The casino newsletter advises not to hit on a possible bust hand (12 or higher) if the dealer's upcard is a 6 or less. This is true for all player hard hands except when the player holds a hard 12 and the dealer's face card is a 2 or 3. Although it's a close play, the percentage favors hitting 12 on dealer's 2 or 3 and standing on 12 against dealer's 4,5 or 6 face card.
The advice to move to another table and "not fight the cards" if you lose more than 5 hands in a row, isn't a bad idea from a psychological point of view. But doing so isn't going to change your long-term expectations. Player's often get stressed-out when they watch in disbelief as the dealer pulls yet another 20 and win. Most player's reaction when this happens is to press their bets because they figure they are "due to win" the next hand. Or they will blame someone else for their losses (usually the dealer or the inept player at third base).
If you tend to get emotional or upset or feel you are "due to win" after you lose 5 or more hands, then getting off the table and playing somewhere else might not be bad advice. I say this because if you play blackjack long enough you should expect to lose 5 (or more) hands in a row on a regular basis. It's just part of the normal fluctuations that is inherent in this game. Mathematicians call this swing in our fortune variability. This means over the short run, you have as much chance to lose 5 in a row as you have winning 5 in a row. Smart players don't get overly emotional when they lose 5 hands in a row. They know it can happen and they are prepared by not over betting and having enough bankroll to sustain these short-term negative swings.
My own experience on a recent trip to Las Vegas confirmed that variability is alive and well in blackjack.
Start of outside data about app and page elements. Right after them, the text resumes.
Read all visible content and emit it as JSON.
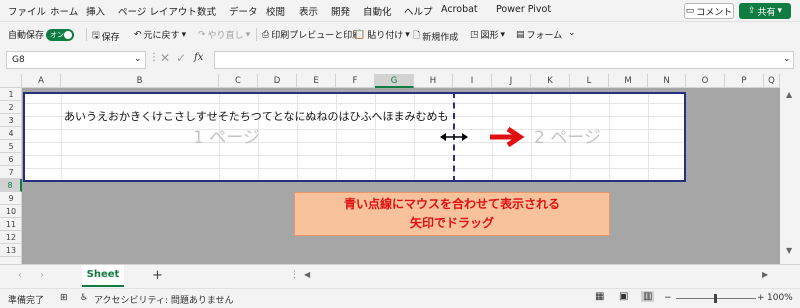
{
  "menu": [
    "ファイル",
    "ホーム",
    "挿入",
    "ページ レイアウト",
    "数式",
    "データ",
    "校閲",
    "表示",
    "開発",
    "自動化",
    "ヘルプ",
    "Acrobat",
    "Power Pivot"
  ],
  "comment_label": "コメント",
  "share_label": "共有",
  "toolbar": {
    "autosave_label": "自動保存",
    "autosave_state": "オン",
    "save_label": "保存",
    "undo_label": "元に戻す",
    "redo_label": "やり直し",
    "print_preview_label": "印刷プレビューと印刷",
    "paste_label": "貼り付け",
    "new_label": "新規作成",
    "shapes_label": "図形",
    "form_label": "フォーム"
  },
  "formula_bar": {
    "name_box": "G8",
    "fx": "fx",
    "value": ""
  },
  "columns": [
    "A",
    "B",
    "C",
    "D",
    "E",
    "F",
    "G",
    "H",
    "I",
    "J",
    "K",
    "L",
    "M",
    "N",
    "O",
    "P",
    "Q"
  ],
  "selected_column": "G",
  "rows": [
    "1",
    "2",
    "3",
    "4",
    "5",
    "6",
    "7",
    "8",
    "9",
    "10",
    "11",
    "12",
    "13"
  ],
  "selected_row": "8",
  "cell_text": "あいうえおかきくけこさしすせそたちつてとなにぬねのはひふへほまみむめも",
  "page1_label": "1 ページ",
  "page2_label": "2 ページ",
  "callout": {
    "line1": "青い点線にマウスを合わせて表示される",
    "line2": "矢印でドラッグ"
  },
  "sheet_tab": "Sheet",
  "status": {
    "ready": "準備完了",
    "accessibility": "アクセシビリティ: 問題ありません",
    "zoom": "100%"
  },
  "colors": {
    "accent": "#107c41",
    "page_border": "#27307f",
    "callout_bg": "#f8c29d",
    "callout_text": "#e01010",
    "arrow": "#e01010"
  }
}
I had a high count, which indicates I had a slight edge on the next hand so I increased my betting level by playing two hands at $25. I stood with a 20 and 19. The dealer showed a 5 and turned over a picture card. No she didn't draw the 6. Instead she teased us and drew an ace and then a 5 for a 21. The count still justified a large bet on the next 5 consecutive hands which I lost in much the same way (I had 18, she would have 19 and so on).
What should you do when you start losing? Don't increase your betting level because you believe you are due to win. Don't blame the basic playing strategy you've been using, or the dealer or your fellow players for your losses. Even if the third base player is a complete nerd, his "stupid" plays could just as well help you win a hand as it could result in you losing a hand. If you've lost about 30 to 50% of your session bankroll I'd take a break from the action. Whatever you do, don't get emotional because emotions interfere with sound blackjack play. If you find yourself getting emotional or stressed when you lose quickly, I suggest taking a break from the action. If you budget your bankroll correctly you should have enough money to try your skills and luck on another table once your head clears. If you lose again, so be it. It wasn't your day. Don't let your ego get in the way of calling it a night. Even the pros have their days and take their lumps. Just remember that over the short term anything can and usually will happen. Play for the long haul because with correct playing and betting strategies, you can win more than you lose.